Yet while there has been some progress in working out these details, it seems that we have lost the sense of urgency. We are spending ages designing a complex system of rules that will end up only saving some of the world”s forests – those in countries that have the wherewithal to comply with those rules. Yet it is within our power to completely halt the loss of forests if we want to – arguably the quickest reduction in emissions that we can make. To make this happen, we must: make it a global goal that we all work towards; put the money behind this commitment; and curb the demand from our industrialized society for biofuels, animal feed, and beef, the three main reasons that tropical forests are converted to agricultural land.

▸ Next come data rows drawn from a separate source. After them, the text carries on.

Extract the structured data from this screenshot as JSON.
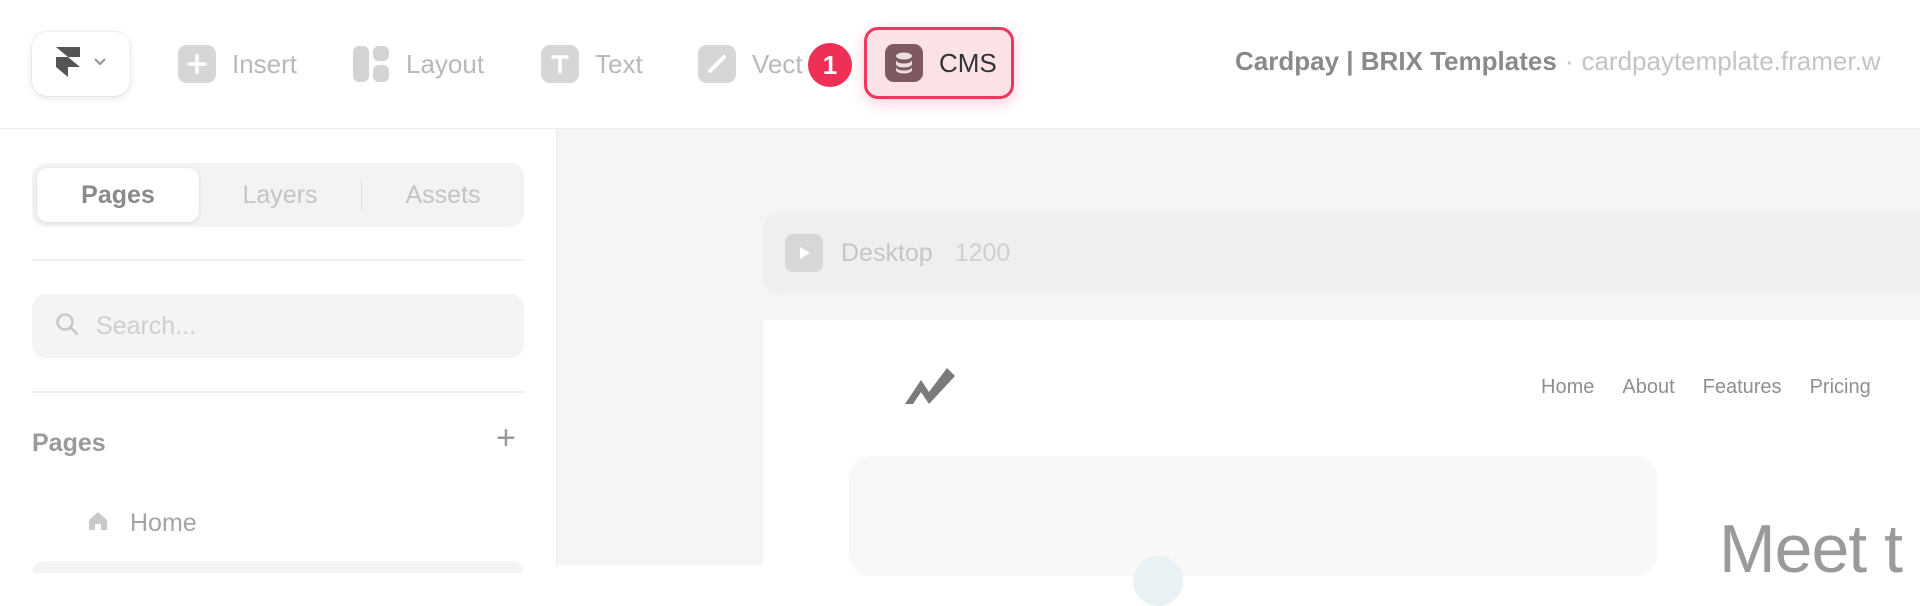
{
  "toolbar": {
    "tools": [
      {
        "label": "Insert",
        "icon": "plus-square-icon"
      },
      {
        "label": "Layout",
        "icon": "layout-icon"
      },
      {
        "label": "Text",
        "icon": "text-icon"
      },
      {
        "label": "Vect",
        "icon": "vector-pen-icon"
      }
    ],
    "cms_label": "CMS",
    "step_number": "1",
    "site_name": "Cardpay | BRIX Templates",
    "separator": "·",
    "site_url": "cardpaytemplate.framer.w"
  },
  "sidebar": {
    "tabs": [
      "Pages",
      "Layers",
      "Assets"
    ],
    "active_tab": "Pages",
    "search_placeholder": "Search...",
    "section_title": "Pages",
    "add_symbol": "+",
    "pages": [
      {
        "label": "Home",
        "icon": "home-icon"
      }
    ]
  },
  "canvas": {
    "frame_name": "Desktop",
    "frame_width": "1200",
    "nav": [
      "Home",
      "About",
      "Features",
      "Pricing"
    ],
    "headline": "Meet t"
  },
  "colors": {
    "highlight_border": "#f0365f",
    "highlight_bg": "#fbe2e7",
    "badge": "#ee2f56"
  }
}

Every day we are putting more carbon into the atmosphere. We turn the carbon that is locked underground in fossil fuels into carbon that is freely circulating in the atmosphere – forever. REDD alone will not stop runaway climate change, though it can achieve results fast, and give time for the transition to a low carbon culture to take place. So REDD only makes sense if urgent action is taken to reduce emissions as quickly as possible in all other sectors at the same time. Returning to the analogy of forests as lungs – what”s the point in treating lung disease if the patient will not promise to quit smoking?
So what is missing from the UNFCCC (United Nations Framework Convention on Climate Change) process? Two straightforward commitments to remind us why we are doing all this: a binding commitment to ambitious emissions reductions from all countries; and a vision to reduce deforestation to zero in ten years. The rest is just necessary detail.